[Problem description]: Filter the lines below, keeping each one that holds "executed".

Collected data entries

--

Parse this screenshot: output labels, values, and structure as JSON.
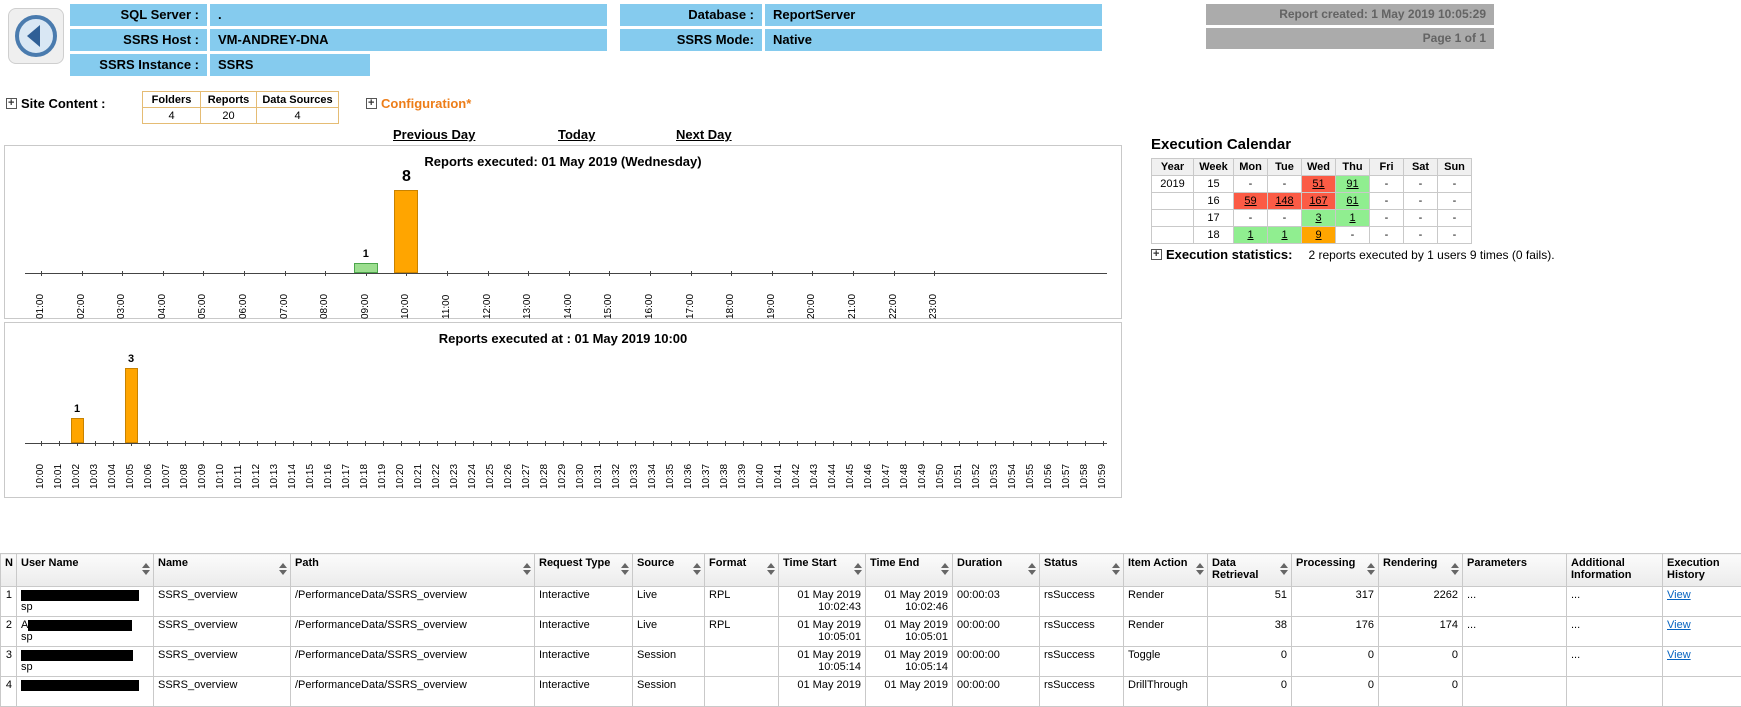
{
  "header": {
    "fields": [
      {
        "label": "SQL Server :",
        "value": "."
      },
      {
        "label": "SSRS Host :",
        "value": "VM-ANDREY-DNA"
      },
      {
        "label": "SSRS Instance :",
        "value": "SSRS"
      },
      {
        "label": "Database :",
        "value": "ReportServer"
      },
      {
        "label": "SSRS Mode:",
        "value": "Native"
      }
    ],
    "report_created": "Report created: 1 May 2019 10:05:29",
    "page_info": "Page 1 of 1"
  },
  "site_content": {
    "label": "Site Content :",
    "table": {
      "headers": [
        "Folders",
        "Reports",
        "Data Sources"
      ],
      "values": [
        "4",
        "20",
        "4"
      ]
    },
    "configuration_label": "Configuration*"
  },
  "nav": {
    "previous": "Previous Day",
    "today": "Today",
    "next": "Next Day"
  },
  "chart_data": [
    {
      "type": "bar",
      "title": "Reports executed:  01 May 2019 (Wednesday)",
      "xlabel": "",
      "ylabel": "",
      "ylim": [
        0,
        8
      ],
      "grid": false,
      "legend": "none",
      "categories": [
        "01:00",
        "02:00",
        "03:00",
        "04:00",
        "05:00",
        "06:00",
        "07:00",
        "08:00",
        "09:00",
        "10:00",
        "11:00",
        "12:00",
        "13:00",
        "14:00",
        "15:00",
        "16:00",
        "17:00",
        "18:00",
        "19:00",
        "20:00",
        "21:00",
        "22:00",
        "23:00"
      ],
      "values": [
        0,
        0,
        0,
        0,
        0,
        0,
        0,
        0,
        1,
        8,
        0,
        0,
        0,
        0,
        0,
        0,
        0,
        0,
        0,
        0,
        0,
        0,
        0
      ],
      "bar_styles": {
        "8": {
          "fill": "#9CDE8F",
          "stroke": "#4CA64C"
        },
        "9": {
          "fill": "#FFA500",
          "stroke": "#C88200"
        }
      },
      "max_label_large": true
    },
    {
      "type": "bar",
      "title": "Reports executed at : 01 May 2019 10:00",
      "xlabel": "",
      "ylabel": "",
      "ylim": [
        0,
        3
      ],
      "grid": false,
      "legend": "none",
      "categories": [
        "10:00",
        "10:01",
        "10:02",
        "10:03",
        "10:04",
        "10:05",
        "10:06",
        "10:07",
        "10:08",
        "10:09",
        "10:10",
        "10:11",
        "10:12",
        "10:13",
        "10:14",
        "10:15",
        "10:16",
        "10:17",
        "10:18",
        "10:19",
        "10:20",
        "10:21",
        "10:22",
        "10:23",
        "10:24",
        "10:25",
        "10:26",
        "10:27",
        "10:28",
        "10:29",
        "10:30",
        "10:31",
        "10:32",
        "10:33",
        "10:34",
        "10:35",
        "10:36",
        "10:37",
        "10:38",
        "10:39",
        "10:40",
        "10:41",
        "10:42",
        "10:43",
        "10:44",
        "10:45",
        "10:46",
        "10:47",
        "10:48",
        "10:49",
        "10:50",
        "10:51",
        "10:52",
        "10:53",
        "10:54",
        "10:55",
        "10:56",
        "10:57",
        "10:58",
        "10:59"
      ],
      "values": [
        0,
        0,
        1,
        0,
        0,
        3,
        0,
        0,
        0,
        0,
        0,
        0,
        0,
        0,
        0,
        0,
        0,
        0,
        0,
        0,
        0,
        0,
        0,
        0,
        0,
        0,
        0,
        0,
        0,
        0,
        0,
        0,
        0,
        0,
        0,
        0,
        0,
        0,
        0,
        0,
        0,
        0,
        0,
        0,
        0,
        0,
        0,
        0,
        0,
        0,
        0,
        0,
        0,
        0,
        0,
        0,
        0,
        0,
        0,
        0
      ],
      "bar_styles": {
        "2": {
          "fill": "#FFA500",
          "stroke": "#C88200"
        },
        "5": {
          "fill": "#FFA500",
          "stroke": "#C88200"
        }
      },
      "max_label_large": false
    }
  ],
  "calendar": {
    "title": "Execution Calendar",
    "headers": [
      "Year",
      "Week",
      "Mon",
      "Tue",
      "Wed",
      "Thu",
      "Fri",
      "Sat",
      "Sun"
    ],
    "cell_colors": {
      "red": "#FB5B45",
      "green": "#90EE90",
      "orange": "#FFA500"
    },
    "rows": [
      {
        "year": "2019",
        "week": "15",
        "days": [
          {
            "text": "-"
          },
          {
            "text": "-"
          },
          {
            "text": "51",
            "bg": "red",
            "link": true
          },
          {
            "text": "91",
            "bg": "green",
            "link": true
          },
          {
            "text": "-"
          },
          {
            "text": "-"
          },
          {
            "text": "-"
          }
        ]
      },
      {
        "year": "",
        "week": "16",
        "days": [
          {
            "text": "59",
            "bg": "red",
            "link": true
          },
          {
            "text": "148",
            "bg": "red",
            "link": true
          },
          {
            "text": "167",
            "bg": "red",
            "link": true
          },
          {
            "text": "61",
            "bg": "green",
            "link": true
          },
          {
            "text": "-"
          },
          {
            "text": "-"
          },
          {
            "text": "-"
          }
        ]
      },
      {
        "year": "",
        "week": "17",
        "days": [
          {
            "text": "-"
          },
          {
            "text": "-"
          },
          {
            "text": "3",
            "bg": "green",
            "link": true
          },
          {
            "text": "1",
            "bg": "green",
            "link": true
          },
          {
            "text": "-"
          },
          {
            "text": "-"
          },
          {
            "text": "-"
          }
        ]
      },
      {
        "year": "",
        "week": "18",
        "days": [
          {
            "text": "1",
            "bg": "green",
            "link": true
          },
          {
            "text": "1",
            "bg": "green",
            "link": true
          },
          {
            "text": "9",
            "bg": "orange",
            "link": true
          },
          {
            "text": "-"
          },
          {
            "text": "-"
          },
          {
            "text": "-"
          },
          {
            "text": "-"
          }
        ]
      }
    ]
  },
  "execution_statistics": {
    "label": "Execution statistics:",
    "text": "2 reports executed by 1 users 9 times (0 fails)."
  },
  "table": {
    "columns": [
      {
        "key": "n",
        "label": "N",
        "sortable": false
      },
      {
        "key": "user",
        "label": "User Name",
        "sortable": true
      },
      {
        "key": "name",
        "label": "Name",
        "sortable": true
      },
      {
        "key": "path",
        "label": "Path",
        "sortable": true
      },
      {
        "key": "request_type",
        "label": "Request Type",
        "sortable": true
      },
      {
        "key": "source",
        "label": "Source",
        "sortable": true
      },
      {
        "key": "format",
        "label": "Format",
        "sortable": true
      },
      {
        "key": "time_start",
        "label": "Time Start",
        "sortable": true
      },
      {
        "key": "time_end",
        "label": "Time End",
        "sortable": true
      },
      {
        "key": "duration",
        "label": "Duration",
        "sortable": true
      },
      {
        "key": "status",
        "label": "Status",
        "sortable": true
      },
      {
        "key": "item_action",
        "label": "Item Action",
        "sortable": true
      },
      {
        "key": "data_retrieval",
        "label": "Data Retrieval",
        "sortable": true
      },
      {
        "key": "processing",
        "label": "Processing",
        "sortable": true
      },
      {
        "key": "rendering",
        "label": "Rendering",
        "sortable": true
      },
      {
        "key": "parameters",
        "label": "Parameters",
        "sortable": false
      },
      {
        "key": "additional_information",
        "label": "Additional Information",
        "sortable": false
      },
      {
        "key": "execution_history",
        "label": "Execution History",
        "sortable": false
      }
    ],
    "rows": [
      {
        "n": "1",
        "user": {
          "prefix": "",
          "redact_width": 118,
          "line2": "sp"
        },
        "name": "SSRS_overview",
        "path": "/PerformanceData/SSRS_overview",
        "request_type": "Interactive",
        "source": "Live",
        "format": "RPL",
        "time_start": {
          "date": "01 May 2019",
          "time": "10:02:43"
        },
        "time_end": {
          "date": "01 May 2019",
          "time": "10:02:46"
        },
        "duration": "00:00:03",
        "status": "rsSuccess",
        "item_action": "Render",
        "data_retrieval": "51",
        "processing": "317",
        "rendering": "2262",
        "parameters": "...",
        "additional_information": "...",
        "execution_history": "View"
      },
      {
        "n": "2",
        "user": {
          "prefix": "A",
          "redact_width": 104,
          "line2": "sp"
        },
        "name": "SSRS_overview",
        "path": "/PerformanceData/SSRS_overview",
        "request_type": "Interactive",
        "source": "Live",
        "format": "RPL",
        "time_start": {
          "date": "01 May 2019",
          "time": "10:05:01"
        },
        "time_end": {
          "date": "01 May 2019",
          "time": "10:05:01"
        },
        "duration": "00:00:00",
        "status": "rsSuccess",
        "item_action": "Render",
        "data_retrieval": "38",
        "processing": "176",
        "rendering": "174",
        "parameters": "...",
        "additional_information": "...",
        "execution_history": "View"
      },
      {
        "n": "3",
        "user": {
          "prefix": "",
          "redact_width": 112,
          "line2": "sp"
        },
        "name": "SSRS_overview",
        "path": "/PerformanceData/SSRS_overview",
        "request_type": "Interactive",
        "source": "Session",
        "format": "",
        "time_start": {
          "date": "01 May 2019",
          "time": "10:05:14"
        },
        "time_end": {
          "date": "01 May 2019",
          "time": "10:05:14"
        },
        "duration": "00:00:00",
        "status": "rsSuccess",
        "item_action": "Toggle",
        "data_retrieval": "0",
        "processing": "0",
        "rendering": "0",
        "parameters": "",
        "additional_information": "...",
        "execution_history": "View"
      },
      {
        "n": "4",
        "user": {
          "prefix": "",
          "redact_width": 118,
          "line2": ""
        },
        "name": "SSRS_overview",
        "path": "/PerformanceData/SSRS_overview",
        "request_type": "Interactive",
        "source": "Session",
        "format": "",
        "time_start": {
          "date": "01 May 2019",
          "time": ""
        },
        "time_end": {
          "date": "01 May 2019",
          "time": ""
        },
        "duration": "00:00:00",
        "status": "rsSuccess",
        "item_action": "DrillThrough",
        "data_retrieval": "0",
        "processing": "0",
        "rendering": "0",
        "parameters": "",
        "additional_information": "",
        "execution_history": ""
      }
    ]
  },
  "colors": {
    "field_blue": "#85CBEE",
    "config_orange": "#ED7D18",
    "bar_orange": "#FFA500",
    "bar_green": "#9CDE8F",
    "link_blue": "#0563C1"
  }
}
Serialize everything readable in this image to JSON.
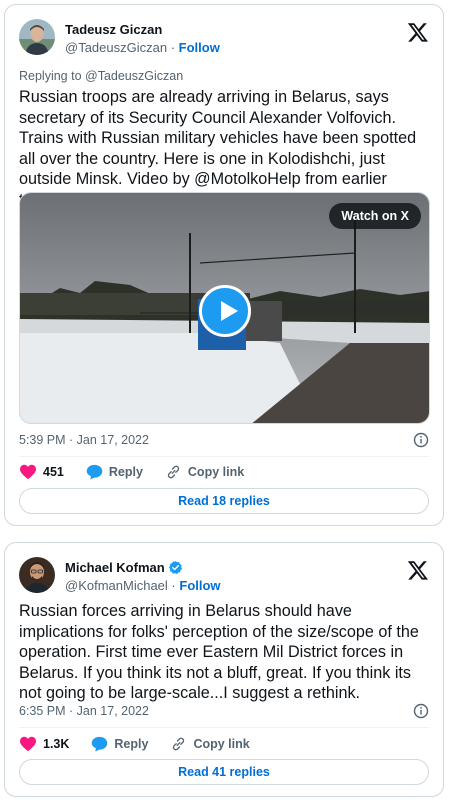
{
  "tweets": [
    {
      "author": {
        "name": "Tadeusz Giczan",
        "handle": "@TadeuszGiczan",
        "verified": false
      },
      "follow_label": "Follow",
      "separator": "·",
      "replying_to": "Replying to @TadeuszGiczan",
      "text": "Russian troops are already arriving in Belarus, says secretary of its Security Council Alexander Volfovich. Trains with Russian military vehicles have been spotted all over the country. Here is one in Kolodishchi, just outside Minsk. Video by @MotolkoHelp from earlier today.",
      "media": {
        "type": "video",
        "watch_label": "Watch on X"
      },
      "timestamp": "5:39 PM · Jan 17, 2022",
      "likes": "451",
      "reply_label": "Reply",
      "copy_label": "Copy link",
      "read_replies": "Read 18 replies"
    },
    {
      "author": {
        "name": "Michael Kofman",
        "handle": "@KofmanMichael",
        "verified": true
      },
      "follow_label": "Follow",
      "separator": "·",
      "text": "Russian forces arriving in Belarus should have implications for folks' perception of the size/scope of the operation. First time ever Eastern Mil District forces in Belarus. If you think its not a bluff, great. If you think its not going to be large-scale...I suggest a rethink.",
      "timestamp": "6:35 PM · Jan 17, 2022",
      "likes": "1.3K",
      "reply_label": "Reply",
      "copy_label": "Copy link",
      "read_replies": "Read 41 replies"
    }
  ],
  "colors": {
    "like": "#f91880",
    "reply": "#1d9bf0",
    "link": "#006fd6",
    "verified": "#1d9bf0",
    "play": "#1d9bf0"
  },
  "icons": [
    "x-logo-icon",
    "info-icon",
    "heart-icon",
    "reply-bubble-icon",
    "link-icon",
    "verified-badge-icon",
    "play-icon"
  ]
}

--

[Answer]:
      "title": "Reports executed:  01 May 2019 (Wednesday)",
      "title": "Reports executed at : 01 May 2019 10:00",
    "text": "2 reports executed by 1 users 9 times (0 fails)."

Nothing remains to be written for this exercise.